Digital health opportunities
Information and data generated by medical technologies play a vital role in improving health outcomes and making health systems more efficient.
Digital health data can:
- be stored and accessed on electronic health records, and shared among patients and healthcare professionals, thus removing the need for duplicate tests and procedures, and improving the quality of care
- enable remote monitoring and telehealth programmes, moving care from the hospital to the home, and freeing resources for the provision of healthcare
- empower patients with information to manage their conditions, saving visits to the doctor, and enhancing the mobility and quality of life of patients and their carers
- be combined with data from other sources (from welfare agencies and environmental information, for example) to deliver holistic, integrated, person-centred care, and aggregated for research and data analytics, advancing public health, medical science and human knowledge.
Healthcare’s digital future
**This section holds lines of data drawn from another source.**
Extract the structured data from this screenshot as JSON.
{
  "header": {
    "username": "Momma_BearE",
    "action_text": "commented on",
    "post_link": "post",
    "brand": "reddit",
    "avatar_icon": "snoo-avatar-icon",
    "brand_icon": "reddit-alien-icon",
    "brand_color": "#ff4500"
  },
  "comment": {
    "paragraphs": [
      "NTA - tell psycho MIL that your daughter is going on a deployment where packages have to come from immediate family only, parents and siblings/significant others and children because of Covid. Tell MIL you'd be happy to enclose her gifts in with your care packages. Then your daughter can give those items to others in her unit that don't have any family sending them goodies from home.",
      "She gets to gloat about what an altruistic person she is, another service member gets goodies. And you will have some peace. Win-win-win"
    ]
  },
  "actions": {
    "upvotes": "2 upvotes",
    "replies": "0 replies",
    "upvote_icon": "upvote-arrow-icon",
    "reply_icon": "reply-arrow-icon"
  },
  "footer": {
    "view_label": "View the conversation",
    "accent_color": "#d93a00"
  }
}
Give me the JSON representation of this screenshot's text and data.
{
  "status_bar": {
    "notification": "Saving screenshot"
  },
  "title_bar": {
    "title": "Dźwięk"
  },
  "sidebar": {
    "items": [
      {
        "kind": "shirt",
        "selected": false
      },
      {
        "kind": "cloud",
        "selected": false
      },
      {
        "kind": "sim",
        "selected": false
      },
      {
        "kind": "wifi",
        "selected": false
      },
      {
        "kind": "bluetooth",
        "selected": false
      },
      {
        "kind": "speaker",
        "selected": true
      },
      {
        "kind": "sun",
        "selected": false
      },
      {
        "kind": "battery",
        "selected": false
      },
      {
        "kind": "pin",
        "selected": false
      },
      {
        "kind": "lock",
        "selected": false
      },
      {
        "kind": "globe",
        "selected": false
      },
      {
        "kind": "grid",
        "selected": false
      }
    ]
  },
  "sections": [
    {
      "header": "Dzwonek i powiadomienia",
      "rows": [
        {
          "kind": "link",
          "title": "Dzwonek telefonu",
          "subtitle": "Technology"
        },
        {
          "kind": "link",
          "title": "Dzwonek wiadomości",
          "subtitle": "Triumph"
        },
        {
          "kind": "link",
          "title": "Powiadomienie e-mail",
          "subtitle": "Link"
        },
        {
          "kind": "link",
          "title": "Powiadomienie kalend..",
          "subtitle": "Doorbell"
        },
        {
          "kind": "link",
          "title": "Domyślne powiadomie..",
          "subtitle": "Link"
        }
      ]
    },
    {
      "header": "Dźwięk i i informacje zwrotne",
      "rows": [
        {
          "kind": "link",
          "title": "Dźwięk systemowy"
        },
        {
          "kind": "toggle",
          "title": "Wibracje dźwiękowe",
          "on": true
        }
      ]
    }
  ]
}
Digital tools will play a central role in the most promising areas of healthcare innovation. As we advance towards more personalised, predictive, precision healthcare, data will be key. In future, healthcare can be more integrated, value-based and with a stronger focus on patient outcomes. The seamless collection, analysis and use of patient level and population health data can accelerate significant improvements in how care is delivered, measured and improved. Advances in big data, machine-learning and artificial intelligence, coupled with the latest data from genomics and proteomics, have the power to transform how we live our lives and protect our well-being.
Driving the digitalisation of healthcare
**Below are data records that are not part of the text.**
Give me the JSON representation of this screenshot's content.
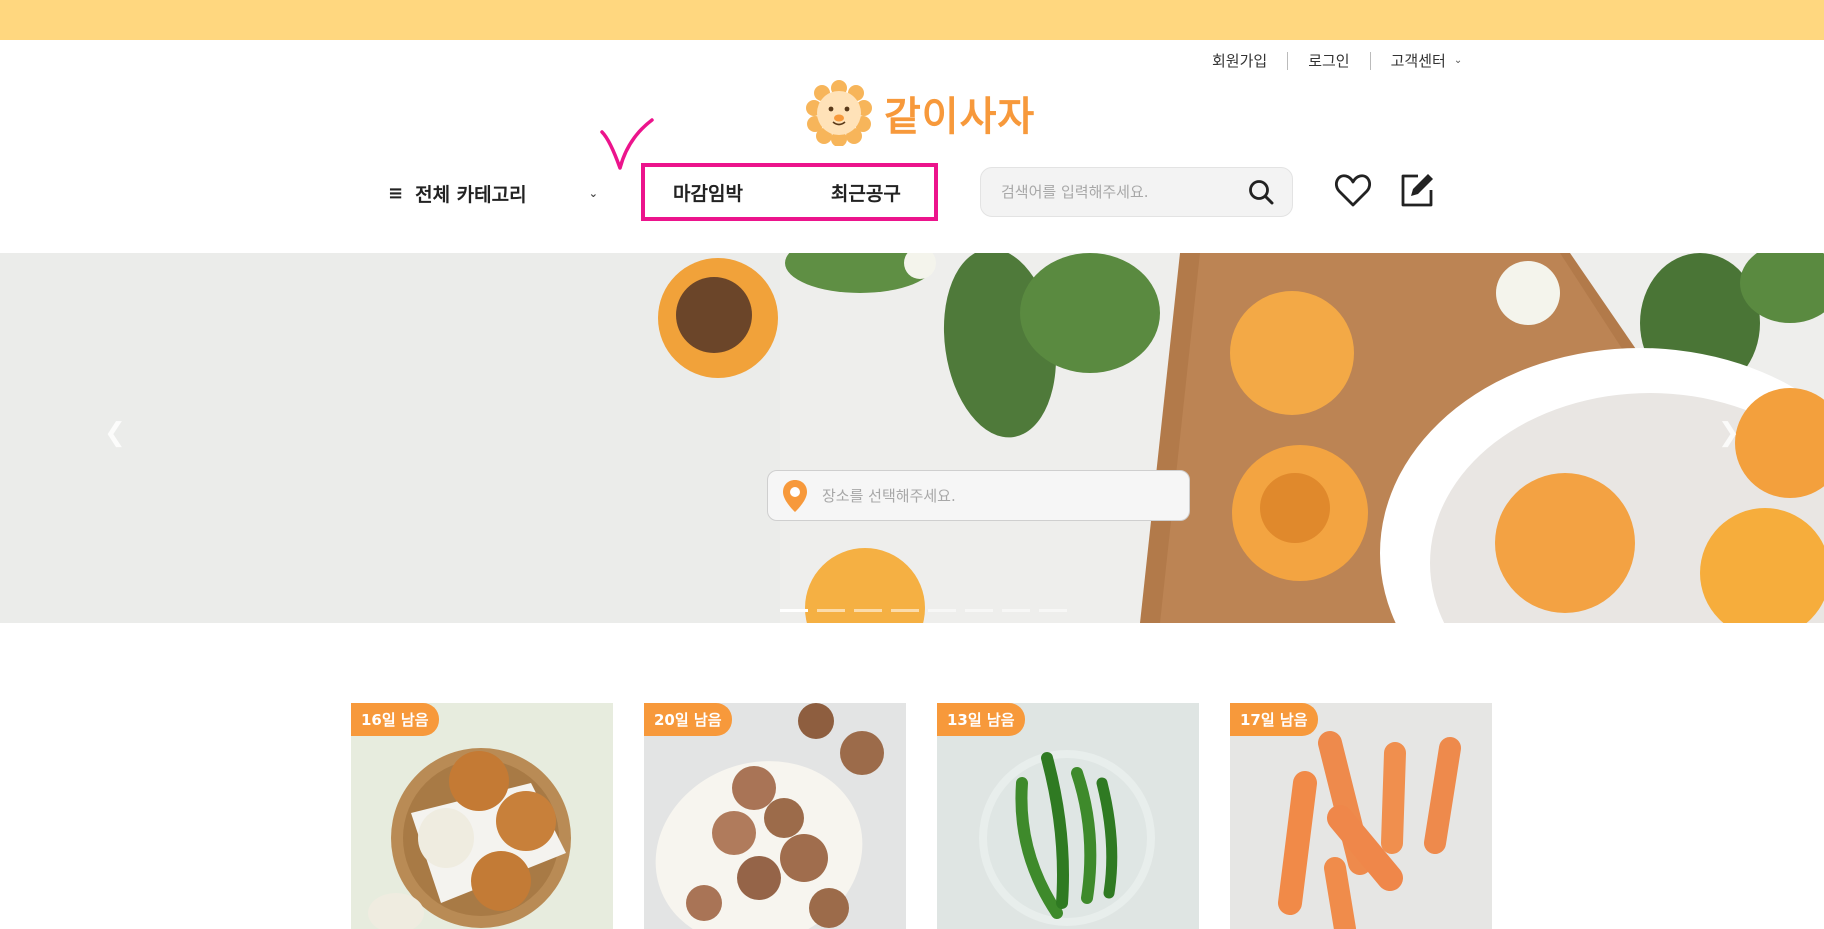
{
  "header": {
    "util_links": [
      "회원가입",
      "로그인",
      "고객센터"
    ],
    "logo_text": "같이사자",
    "category_label": "전체 카테고리",
    "quick_nav": [
      "마감임박",
      "최근공구"
    ],
    "search_placeholder": "검색어를 입력해주세요."
  },
  "hero": {
    "location_placeholder": "장소를 선택해주세요.",
    "slide_count": 8,
    "active_slide": 1
  },
  "products": [
    {
      "badge": "16일 남음",
      "image": "onions"
    },
    {
      "badge": "20일 남음",
      "image": "shiitake-mushrooms"
    },
    {
      "badge": "13일 남음",
      "image": "green-chili-peppers"
    },
    {
      "badge": "17일 남음",
      "image": "carrots"
    }
  ],
  "colors": {
    "top_strip": "#ffd77f",
    "accent": "#f7993b",
    "highlight_box": "#ec148c"
  }
}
The medtech sector is at the forefront of innovation in Europe with one of the highest number of patents filed every year. Digital health technologies are an important growth area as innovative companies, large and small, aim to solve some of the biggest challenges in healthcare. These tools and services can strengthen our healthcare systems at a time of growing shortages in the healthcare work force, ageing populations and rising rates of chronic conditions. The digitalisation of healthcare can revolutionize the delivery of care by making it safer, better and more efficient. MedTech Europe members are driving this change.
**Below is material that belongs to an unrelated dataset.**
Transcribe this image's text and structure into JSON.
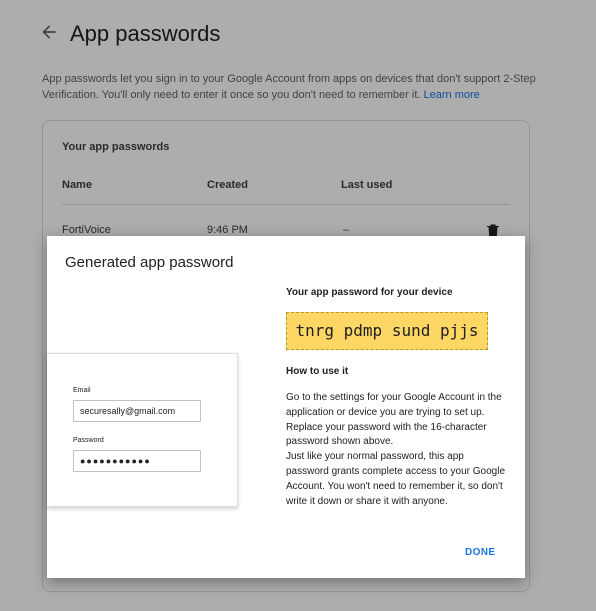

EU policies can enable the digital transformation
Barriers to the adoption of digital health tools persist:
- Data security & privacy: the MedTech industry has always been committed to the highest standards of processing personal data. Harmonised approaches towards data privacy and security across the EU can empower citizens while providing a stable environment for innovation.
- Technology & standards: Data too often remain locked in silos due to insufficient commitment to common standards and specifications for the transfer of information. Lack of interoperability holds the sector back.
- Business & incentives: Financing and reimbursement policies across Member States must offer appropriate incentives for the development of transformative technologies in the area of digital health.
- Change management: The advent of digital health affects the traditional doctor-patient relationship and is changing the way care is delivered, providing certain challenges but vast opportunities as well..
MedTech Europe works towards achieving a greater vision for the digitalisation of the medtech industry and healthcare in general. We engage with policymakers and stakeholders to realise the potential of data-driven healthcare, and to overcome the barriers for the flow of data, focusing on legal and regulatory issues (privacy, securitysafety), technology (standardscybersecurity, interoperability), the business environment case (incentives, reimbursement), and emerging technologies (precision medicine, artificial intelligence).